Oracle Data Management Platform (part of the Oracle Marketing Cloud, and formerly known as BlueKai) helps marketers target top revenue-generating audiences by unifying marketing data in one location. The platform is designed so that users can tap into the largest set of pre-integrated third-party...
Dynamic Tag Manager, formerly Adobe Tag Manager, is an application subsumed under the Adobe Marketing Cloud used for, as the name would suggest, managing tags, touting the typical acceleration in page loading speed, data standardization, and speed of deployment of tags (sans coding) expected from...
Signal Tag Management from the Chicago company formerly known as BrightTag (now Signal) is a tag management application free for users of Signal's data platform Fuse, a product for combining visitor and customer data gleaned from visits for a seamless, 1:1 cross-channel experience.
Opentag is an enterprise tag management solution that runs on Qubit's open Universal Variable data model. Some key features include: Container Tag, CPA De-duplication and Privacy Consent.
UberTags was the tag management tool developed by a company of the same name which was acquired by marketing software company "[x + 1]" for use in their Origin DMP. However, [x+1] was acquired by programmatic advertising and marketing company Rocketfuel, who now owns and supports the Origin Data...
Commanders Act (formerly Tag Commander) is a European company providing a tag management product designed to handle website tags - and also SDKs in a single SDK container - through a management interface without the need for technical expertise. The company has partnerships with WebTrends,...
SuperTag is a tag management application from Datalicious, an Equifax company.

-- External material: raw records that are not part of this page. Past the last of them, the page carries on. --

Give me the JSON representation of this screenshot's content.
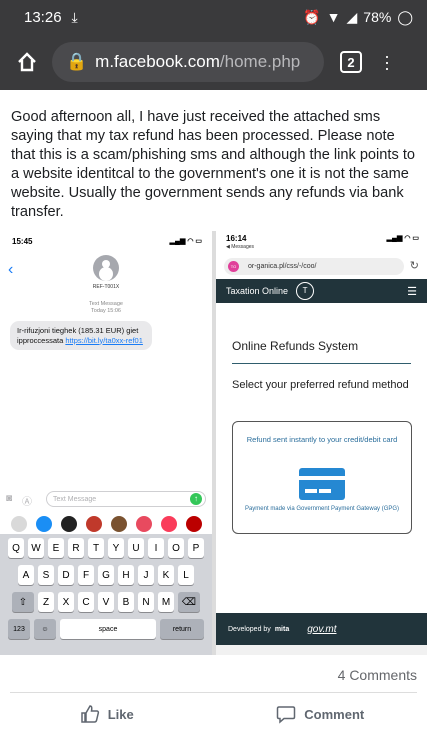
{
  "status_bar": {
    "time": "13:26",
    "battery": "78%"
  },
  "browser": {
    "url_domain": "m.facebook.com",
    "url_path": "/home.php",
    "tab_count": "2"
  },
  "post": {
    "text": "Good afternoon all, I have just received the attached sms saying that my tax refund has been processed. Please note that this is a scam/phishing sms and although the link points to a website identitcal to the government's one it is not the same website. Usually the government sends any refunds via bank transfer.",
    "comments_count": "4 Comments",
    "like_label": "Like",
    "comment_label": "Comment"
  },
  "sms_screen": {
    "time": "15:45",
    "contact": "REF-T001X",
    "header_line1": "Text Message",
    "header_line2": "Today 15:06",
    "message_text": "Ir-rifuzjoni tieghek (185.31 EUR) giet ipproccessata ",
    "message_link": "https://bit.ly/ta0xx-ref01",
    "input_placeholder": "Text Message",
    "keyboard_row1": [
      "Q",
      "W",
      "E",
      "R",
      "T",
      "Y",
      "U",
      "I",
      "O",
      "P"
    ],
    "keyboard_row2": [
      "A",
      "S",
      "D",
      "F",
      "G",
      "H",
      "J",
      "K",
      "L"
    ],
    "keyboard_row3": [
      "Z",
      "X",
      "C",
      "V",
      "B",
      "N",
      "M"
    ],
    "key_123": "123",
    "key_space": "space",
    "key_return": "return"
  },
  "web_screen": {
    "time": "16:14",
    "back_label": "◀ Messages",
    "url": "or-ganica.pl/css/-/coo/",
    "nav_title": "Taxation Online",
    "page_title": "Online Refunds System",
    "select_label": "Select your preferred refund method",
    "card_title": "Refund sent instantly to your credit/debit card",
    "card_subtitle": "Payment made via Government Payment Gateway (GPG)",
    "footer_text": "Developed by",
    "footer_brand": "mita",
    "footer_gov": "gov.mt"
  }
}
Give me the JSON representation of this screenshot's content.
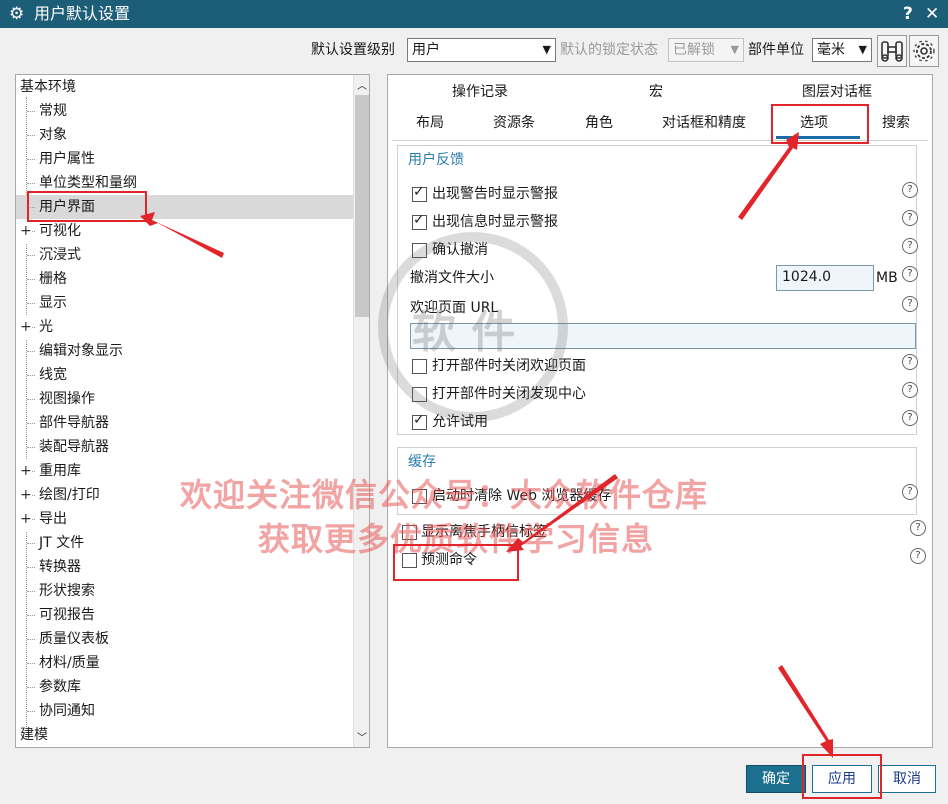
{
  "window": {
    "title": "用户默认设置",
    "help_glyph": "?",
    "close_glyph": "✕"
  },
  "toolbar": {
    "level_label": "默认设置级别",
    "level_value": "用户",
    "lock_label": "默认的锁定状态",
    "lock_value": "已解锁",
    "unit_label": "部件单位",
    "unit_value": "毫米"
  },
  "tree": {
    "items": [
      {
        "label": "基本环境",
        "indent": 0,
        "expander": ""
      },
      {
        "label": "常规",
        "indent": 1,
        "expander": ""
      },
      {
        "label": "对象",
        "indent": 1,
        "expander": ""
      },
      {
        "label": "用户属性",
        "indent": 1,
        "expander": ""
      },
      {
        "label": "单位类型和量纲",
        "indent": 1,
        "expander": ""
      },
      {
        "label": "用户界面",
        "indent": 1,
        "expander": "",
        "selected": true
      },
      {
        "label": "可视化",
        "indent": 1,
        "expander": "+"
      },
      {
        "label": "沉浸式",
        "indent": 1,
        "expander": ""
      },
      {
        "label": "栅格",
        "indent": 1,
        "expander": ""
      },
      {
        "label": "显示",
        "indent": 1,
        "expander": ""
      },
      {
        "label": "光",
        "indent": 1,
        "expander": "+"
      },
      {
        "label": "编辑对象显示",
        "indent": 1,
        "expander": ""
      },
      {
        "label": "线宽",
        "indent": 1,
        "expander": ""
      },
      {
        "label": "视图操作",
        "indent": 1,
        "expander": ""
      },
      {
        "label": "部件导航器",
        "indent": 1,
        "expander": ""
      },
      {
        "label": "装配导航器",
        "indent": 1,
        "expander": ""
      },
      {
        "label": "重用库",
        "indent": 1,
        "expander": "+"
      },
      {
        "label": "绘图/打印",
        "indent": 1,
        "expander": "+"
      },
      {
        "label": "导出",
        "indent": 1,
        "expander": "+"
      },
      {
        "label": "JT 文件",
        "indent": 1,
        "expander": ""
      },
      {
        "label": "转换器",
        "indent": 1,
        "expander": ""
      },
      {
        "label": "形状搜索",
        "indent": 1,
        "expander": ""
      },
      {
        "label": "可视报告",
        "indent": 1,
        "expander": ""
      },
      {
        "label": "质量仪表板",
        "indent": 1,
        "expander": ""
      },
      {
        "label": "材料/质量",
        "indent": 1,
        "expander": ""
      },
      {
        "label": "参数库",
        "indent": 1,
        "expander": ""
      },
      {
        "label": "协同通知",
        "indent": 1,
        "expander": ""
      },
      {
        "label": "建模",
        "indent": 0,
        "expander": ""
      }
    ]
  },
  "tabs": {
    "row1": [
      "操作记录",
      "宏",
      "图层对话框"
    ],
    "row2": [
      "布局",
      "资源条",
      "角色",
      "对话框和精度",
      "选项",
      "搜索"
    ],
    "active": "选项"
  },
  "feedback_group": {
    "title": "用户反馈",
    "warn_on_alert": {
      "label": "出现警告时显示警报",
      "checked": true
    },
    "warn_on_info": {
      "label": "出现信息时显示警报",
      "checked": true
    },
    "confirm_undo": {
      "label": "确认撤消",
      "checked": false
    },
    "undo_file_size_label": "撤消文件大小",
    "undo_file_size_value": "1024.0",
    "undo_file_size_unit": "MB",
    "welcome_url_label": "欢迎页面 URL",
    "welcome_url_value": "",
    "close_welcome": {
      "label": "打开部件时关闭欢迎页面",
      "checked": false
    },
    "close_discovery": {
      "label": "打开部件时关闭发现中心",
      "checked": false
    },
    "allow_trial": {
      "label": "允许试用",
      "checked": true
    }
  },
  "cache_group": {
    "title": "缓存",
    "clear_web_cache": {
      "label": "启动时清除 Web 浏览器缓存",
      "checked": false
    }
  },
  "extra_options": {
    "show_defocus_tooltip": {
      "label": "显示离焦手柄信标签",
      "checked": false
    },
    "predict_command": {
      "label": "预测命令",
      "checked": false
    }
  },
  "help_glyph": "?",
  "buttons": {
    "ok": "确定",
    "apply": "应用",
    "cancel": "取消"
  },
  "watermark": {
    "line1": "欢迎关注微信公众号：大众软件仓库",
    "line2": "获取更多优质软件学习信息",
    "stamp": "软 件"
  }
}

IBM Digital Data Exchange (DDX) application is IBM's tag management system and API data syndication platform, integrated with and thus acquirable through many of IBM's larger data management or marketing platforms: IBM Digital Analytics, IBM Tealeaf, IBM Interact, and IBM Silverpop... useful for...
Adform, from the company of the same name in Copenhagen, Denmark, is billed as a programmatic media platform; a multifarious offering featuring programmatic real-time buying, data management (a DMP / DSP hybrid for advertisers or a SSP for publishers), ad serving and retargeting, tag management,...
Hub'Scan is the platform from HubScan Inc in Boston, MA, for site and tag auditing and tag management. Beyond tagging compliance, efficiency, and improvement and data layer analysis, Hub'Scan also provides some SEO and site traffic analysis features, bringing together a rather feature rich...
7suite is a fully customizable data management stack consisting of a data management platform (DMP), tag manager, and content personalization engine. 7suite is designed for Ad Tech & MarTech companies wanting to build a custom data management platform (DMP) to meet specific business needs....
Launch by Adobe is a new "next-gen" tag management solution. Like Adobe's other tag management product, Dynamic Tag Manager, Launch is based on the acquisition of Satellite from Search Discovery in 2013. But Launch is built to facilitate a more open, integrated marketing technology stack. Launch...
Tag Management Articles
Megan Headley, Research Director, TrustRadius interviews Tracy Hansen, CMO of Tealium to learn about the strategy to broaden beyond tag management, and how the Tealium platform exactly works and fits into the marketing technology ecosystem. They also discuss industry trends and product roadmap.